Yet another Java exploit is out in the wild with no patch from Oracle leaving browser and OS makers scurrying to fix it in whatever way possible.
The exploit affects the latest Java 7 Update 10, so there's no getting away from it except turning off Java altogether, which you should probably do anyway, or being really careful about the sites you visit, which isn't as smart as you'd first think.
"There is no patch currently available for this issue from Oracle. To protect Firefox users we have enabled Click To Play for recent versions of Java on all platforms (Java 7u9, 7u10, 6u37, 6u38)," Mozilla explained.
"Firefox users with older versions of Java are already protected by existing plugin blocking or Click To Play defenses," it added.
With click-to-play, Firefox got a simple and very effective mechanism from keeping plugins from running all the time.
With click-to-play enabled, plugins and content that relies on them are only loaded on demand when the user needs them.
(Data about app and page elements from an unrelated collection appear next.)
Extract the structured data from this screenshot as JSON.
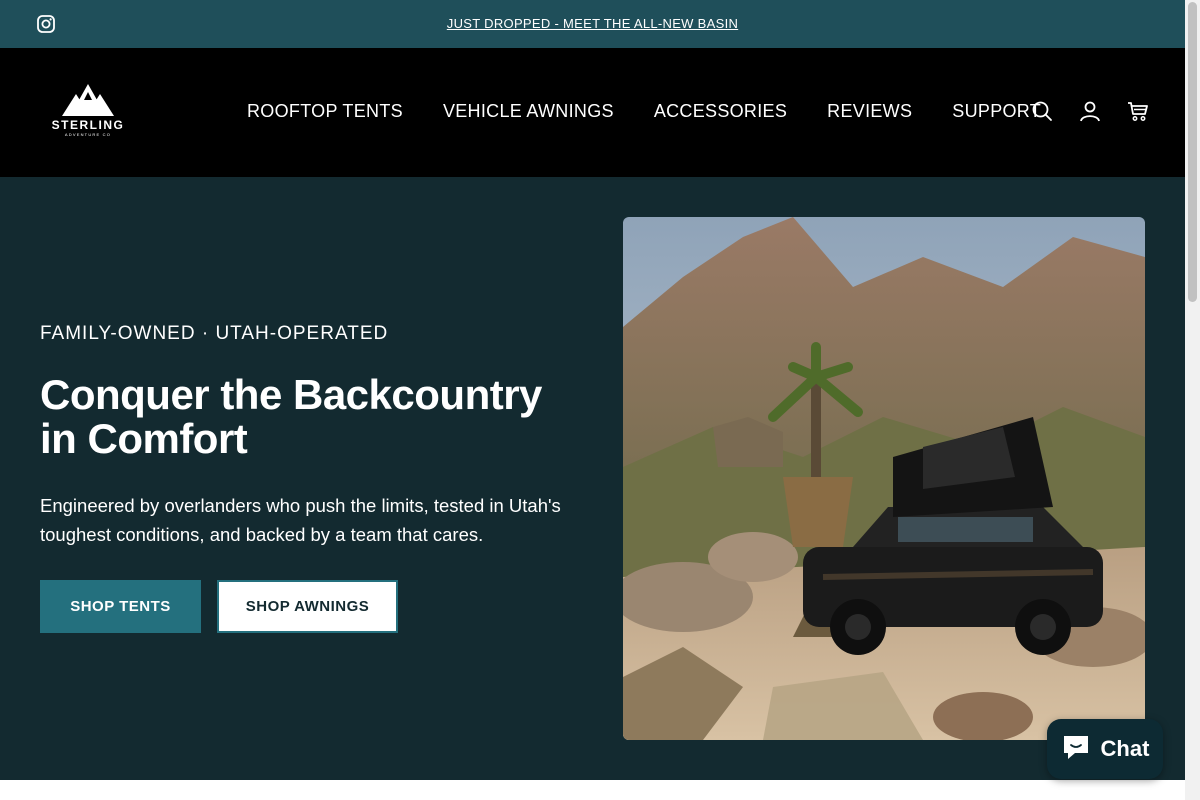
{
  "announcement": {
    "text": "JUST DROPPED - MEET THE ALL-NEW BASIN",
    "social_icon": "instagram-icon"
  },
  "header": {
    "logo": {
      "name": "STERLING",
      "tagline": "ADVENTURE CO"
    },
    "nav": [
      {
        "label": "ROOFTOP TENTS"
      },
      {
        "label": "VEHICLE AWNINGS"
      },
      {
        "label": "ACCESSORIES"
      },
      {
        "label": "REVIEWS"
      },
      {
        "label": "SUPPORT"
      }
    ],
    "icons": [
      "search-icon",
      "account-icon",
      "cart-icon"
    ]
  },
  "hero": {
    "eyebrow": "FAMILY-OWNED · UTAH-OPERATED",
    "headline": "Conquer the Backcountry in Comfort",
    "subcopy": "Engineered by overlanders who push the limits, tested in Utah's toughest conditions, and backed by a team that cares.",
    "primary_button": "SHOP TENTS",
    "secondary_button": "SHOP AWNINGS"
  },
  "chat": {
    "label": "Chat",
    "icon": "chat-bubble-icon"
  },
  "colors": {
    "announcement_bg": "#1f4f5a",
    "header_bg": "#000000",
    "hero_bg": "#132a30",
    "accent": "#24707e",
    "chat_bg": "#0d2a33"
  }
}
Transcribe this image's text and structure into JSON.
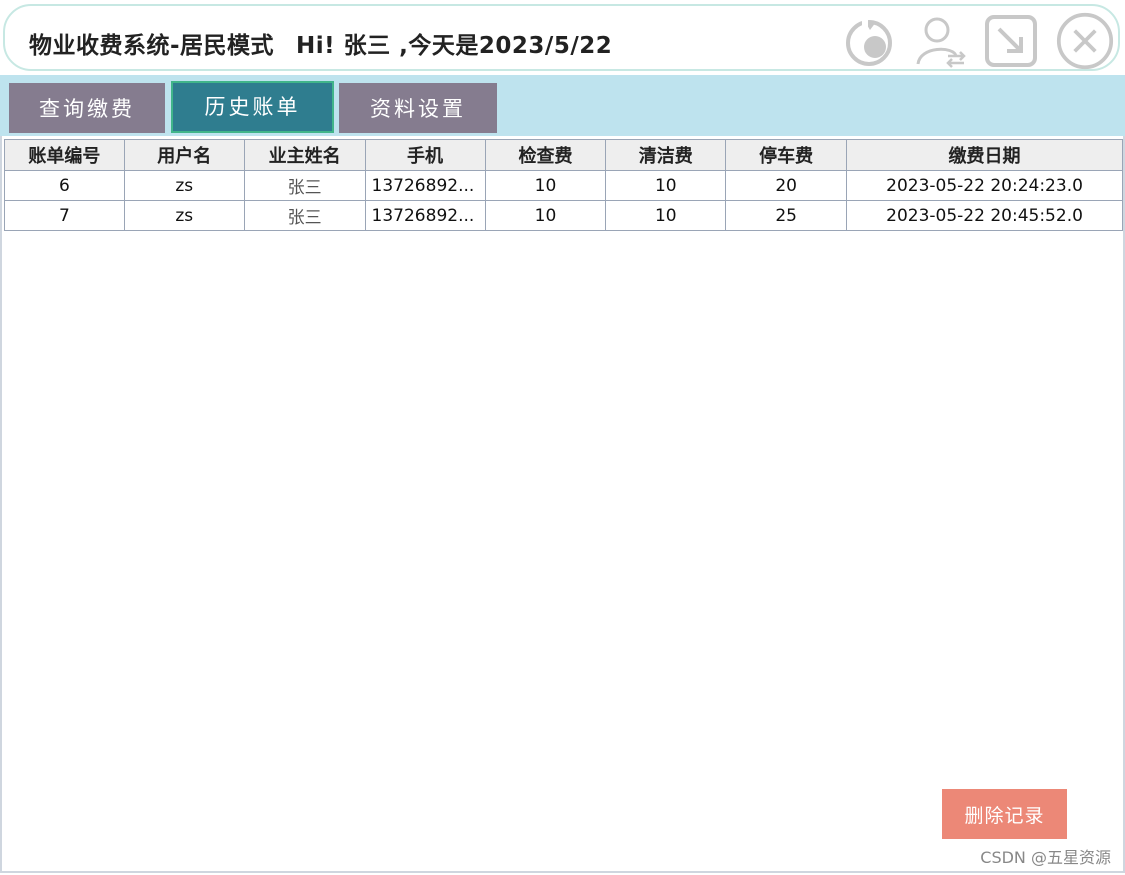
{
  "window": {
    "title": "物业收费系统-居民模式",
    "greeting": "Hi! 张三 ,今天是2023/5/22",
    "icons": [
      "refresh-icon",
      "switch-user-icon",
      "minimize-icon",
      "close-icon"
    ]
  },
  "tabs": [
    {
      "label": "查询缴费",
      "active": false
    },
    {
      "label": "历史账单",
      "active": true
    },
    {
      "label": "资料设置",
      "active": false
    }
  ],
  "table": {
    "headers": [
      "账单编号",
      "用户名",
      "业主姓名",
      "手机",
      "检查费",
      "清洁费",
      "停车费",
      "缴费日期"
    ],
    "rows": [
      [
        "6",
        "zs",
        "张三",
        "13726892...",
        "10",
        "10",
        "20",
        "2023-05-22 20:24:23.0"
      ],
      [
        "7",
        "zs",
        "张三",
        "13726892...",
        "10",
        "10",
        "25",
        "2023-05-22 20:45:52.0"
      ]
    ]
  },
  "actions": {
    "delete_label": "删除记录"
  },
  "watermark": "CSDN @五星资源",
  "colors": {
    "tab_inactive": "#857c8f",
    "tab_active": "#2f7d8f",
    "tabbar_bg": "#bee3ee",
    "delete_button": "#ec8877"
  }
}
It's probably a good idea to have click-to-play enabled for all plugins all the time.
Blocking vulnerable plugins with click-to-play also has the advantage of keeping users protected while also allowing them to use the plugin if they absolutely must.
There are cases when plugins, even Java, is needed and some users simply can't disable or uninstall it. For them, the option was to leave Java running and hope for the best.
With click-to-play, they are protected from drive-by attacks, i.e. those happening with no input from the user except visiting an infected site, but can still use Java when they need it on the sites they trust.